*EXTRACTED RECORDS*.
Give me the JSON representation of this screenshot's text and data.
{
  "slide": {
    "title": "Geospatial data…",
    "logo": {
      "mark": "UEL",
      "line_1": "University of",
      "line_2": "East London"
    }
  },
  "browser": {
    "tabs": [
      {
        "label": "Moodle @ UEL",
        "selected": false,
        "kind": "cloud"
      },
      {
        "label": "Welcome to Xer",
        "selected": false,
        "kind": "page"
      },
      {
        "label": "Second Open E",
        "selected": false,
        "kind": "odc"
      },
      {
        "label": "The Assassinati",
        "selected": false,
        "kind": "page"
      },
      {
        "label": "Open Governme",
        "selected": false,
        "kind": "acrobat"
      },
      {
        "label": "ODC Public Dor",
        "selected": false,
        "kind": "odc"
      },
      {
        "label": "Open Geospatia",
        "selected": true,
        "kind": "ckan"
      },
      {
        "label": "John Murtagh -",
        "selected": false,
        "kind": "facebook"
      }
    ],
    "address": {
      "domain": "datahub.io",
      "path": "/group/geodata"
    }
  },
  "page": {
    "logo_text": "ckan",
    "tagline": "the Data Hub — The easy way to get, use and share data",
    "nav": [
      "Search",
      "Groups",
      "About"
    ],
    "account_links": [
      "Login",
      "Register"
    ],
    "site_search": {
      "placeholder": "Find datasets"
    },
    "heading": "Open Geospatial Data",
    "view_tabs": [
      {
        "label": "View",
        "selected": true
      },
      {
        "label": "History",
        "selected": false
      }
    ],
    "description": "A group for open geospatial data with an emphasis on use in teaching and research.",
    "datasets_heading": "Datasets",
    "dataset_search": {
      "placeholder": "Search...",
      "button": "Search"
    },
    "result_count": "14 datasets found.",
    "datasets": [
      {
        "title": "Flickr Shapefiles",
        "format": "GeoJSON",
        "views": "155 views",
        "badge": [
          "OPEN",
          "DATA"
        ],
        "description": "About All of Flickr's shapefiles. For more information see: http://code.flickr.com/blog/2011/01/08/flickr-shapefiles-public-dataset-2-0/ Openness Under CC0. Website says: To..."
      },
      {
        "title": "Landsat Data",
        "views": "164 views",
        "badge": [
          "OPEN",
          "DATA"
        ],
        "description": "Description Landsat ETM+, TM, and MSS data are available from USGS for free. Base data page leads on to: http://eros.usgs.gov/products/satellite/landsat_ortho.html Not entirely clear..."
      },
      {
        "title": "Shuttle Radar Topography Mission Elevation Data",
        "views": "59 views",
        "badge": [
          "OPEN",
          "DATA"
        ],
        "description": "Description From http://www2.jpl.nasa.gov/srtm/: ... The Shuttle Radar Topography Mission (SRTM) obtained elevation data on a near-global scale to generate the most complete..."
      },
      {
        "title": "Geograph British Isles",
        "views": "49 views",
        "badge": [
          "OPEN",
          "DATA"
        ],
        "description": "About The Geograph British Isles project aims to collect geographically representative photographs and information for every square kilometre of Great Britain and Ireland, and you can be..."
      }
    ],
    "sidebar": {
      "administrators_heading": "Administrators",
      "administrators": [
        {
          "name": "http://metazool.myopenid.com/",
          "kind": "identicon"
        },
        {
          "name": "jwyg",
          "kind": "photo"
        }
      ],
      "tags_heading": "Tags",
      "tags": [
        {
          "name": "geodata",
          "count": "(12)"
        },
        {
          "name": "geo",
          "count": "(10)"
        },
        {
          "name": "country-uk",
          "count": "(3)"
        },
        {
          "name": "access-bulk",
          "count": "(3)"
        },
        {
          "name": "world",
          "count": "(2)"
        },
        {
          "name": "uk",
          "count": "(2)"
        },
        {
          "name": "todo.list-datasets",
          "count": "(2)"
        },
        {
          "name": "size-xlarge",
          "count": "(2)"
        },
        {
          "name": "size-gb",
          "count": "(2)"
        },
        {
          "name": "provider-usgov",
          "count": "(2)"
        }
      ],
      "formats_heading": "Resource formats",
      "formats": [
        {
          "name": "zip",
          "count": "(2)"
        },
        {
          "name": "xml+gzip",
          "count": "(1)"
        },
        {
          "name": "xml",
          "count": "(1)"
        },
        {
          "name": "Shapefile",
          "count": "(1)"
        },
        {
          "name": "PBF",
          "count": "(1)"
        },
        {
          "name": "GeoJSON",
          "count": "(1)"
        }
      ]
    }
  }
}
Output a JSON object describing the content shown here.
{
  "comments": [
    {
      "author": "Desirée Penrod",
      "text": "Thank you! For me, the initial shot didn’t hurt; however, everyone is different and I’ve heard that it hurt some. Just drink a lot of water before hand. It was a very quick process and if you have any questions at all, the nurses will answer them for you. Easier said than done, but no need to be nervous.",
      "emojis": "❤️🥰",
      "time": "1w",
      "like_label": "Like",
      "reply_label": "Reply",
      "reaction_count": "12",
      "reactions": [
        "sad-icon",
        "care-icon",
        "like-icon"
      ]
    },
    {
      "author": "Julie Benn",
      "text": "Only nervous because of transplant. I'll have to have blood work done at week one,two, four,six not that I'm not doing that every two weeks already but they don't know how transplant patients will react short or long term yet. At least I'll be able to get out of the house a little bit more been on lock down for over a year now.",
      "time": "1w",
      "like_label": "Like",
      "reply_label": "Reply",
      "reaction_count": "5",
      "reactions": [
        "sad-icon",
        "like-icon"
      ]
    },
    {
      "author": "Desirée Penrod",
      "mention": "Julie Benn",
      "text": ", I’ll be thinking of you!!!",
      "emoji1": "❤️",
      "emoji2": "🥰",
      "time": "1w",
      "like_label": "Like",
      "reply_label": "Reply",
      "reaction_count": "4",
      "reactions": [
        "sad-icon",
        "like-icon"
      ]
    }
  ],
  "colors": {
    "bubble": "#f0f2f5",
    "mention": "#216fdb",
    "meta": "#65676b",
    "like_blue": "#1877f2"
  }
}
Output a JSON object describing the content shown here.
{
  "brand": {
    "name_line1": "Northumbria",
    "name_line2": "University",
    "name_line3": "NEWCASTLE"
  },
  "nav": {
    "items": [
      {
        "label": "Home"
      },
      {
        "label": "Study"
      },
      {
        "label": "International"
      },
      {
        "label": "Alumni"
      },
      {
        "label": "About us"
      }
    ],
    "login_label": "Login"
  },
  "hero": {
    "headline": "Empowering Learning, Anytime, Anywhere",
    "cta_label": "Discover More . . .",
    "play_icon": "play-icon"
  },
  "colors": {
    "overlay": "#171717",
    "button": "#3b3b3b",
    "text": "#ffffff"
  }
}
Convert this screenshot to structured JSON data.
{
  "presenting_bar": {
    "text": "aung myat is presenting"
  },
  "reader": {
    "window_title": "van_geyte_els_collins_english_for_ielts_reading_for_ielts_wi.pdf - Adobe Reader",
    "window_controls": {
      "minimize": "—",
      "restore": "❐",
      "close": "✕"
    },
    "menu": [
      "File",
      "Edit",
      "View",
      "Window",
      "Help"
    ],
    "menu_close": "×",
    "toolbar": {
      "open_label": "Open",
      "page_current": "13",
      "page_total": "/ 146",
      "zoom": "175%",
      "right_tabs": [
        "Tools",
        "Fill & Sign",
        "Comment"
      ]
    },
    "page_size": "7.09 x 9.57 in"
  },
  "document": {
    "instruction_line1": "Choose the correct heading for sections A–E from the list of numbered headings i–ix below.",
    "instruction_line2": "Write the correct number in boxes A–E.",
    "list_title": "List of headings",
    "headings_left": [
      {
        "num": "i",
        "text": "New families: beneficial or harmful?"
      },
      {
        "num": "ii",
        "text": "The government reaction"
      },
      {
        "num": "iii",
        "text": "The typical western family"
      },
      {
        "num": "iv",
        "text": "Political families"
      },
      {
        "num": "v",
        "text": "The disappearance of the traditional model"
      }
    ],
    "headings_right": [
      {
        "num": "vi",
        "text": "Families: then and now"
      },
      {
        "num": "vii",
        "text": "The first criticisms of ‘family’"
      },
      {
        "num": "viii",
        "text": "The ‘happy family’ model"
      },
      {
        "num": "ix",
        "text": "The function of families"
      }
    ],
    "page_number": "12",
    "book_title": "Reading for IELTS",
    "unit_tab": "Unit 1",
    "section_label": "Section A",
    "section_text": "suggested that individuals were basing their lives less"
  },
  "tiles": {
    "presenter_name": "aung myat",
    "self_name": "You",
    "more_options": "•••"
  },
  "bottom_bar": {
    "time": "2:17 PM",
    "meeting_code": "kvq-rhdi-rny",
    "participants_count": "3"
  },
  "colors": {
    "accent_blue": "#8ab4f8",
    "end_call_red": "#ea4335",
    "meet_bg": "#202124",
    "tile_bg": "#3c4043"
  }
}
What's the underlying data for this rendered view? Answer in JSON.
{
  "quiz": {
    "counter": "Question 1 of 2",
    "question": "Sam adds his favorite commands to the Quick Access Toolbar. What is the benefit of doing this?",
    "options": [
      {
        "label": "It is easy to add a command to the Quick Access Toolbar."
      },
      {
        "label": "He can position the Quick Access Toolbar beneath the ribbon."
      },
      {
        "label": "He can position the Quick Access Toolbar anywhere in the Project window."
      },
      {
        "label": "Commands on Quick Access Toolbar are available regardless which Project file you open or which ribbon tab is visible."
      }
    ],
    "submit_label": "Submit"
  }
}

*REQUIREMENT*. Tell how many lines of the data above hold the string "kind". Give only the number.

*WRITTEN SOLUTION*. 10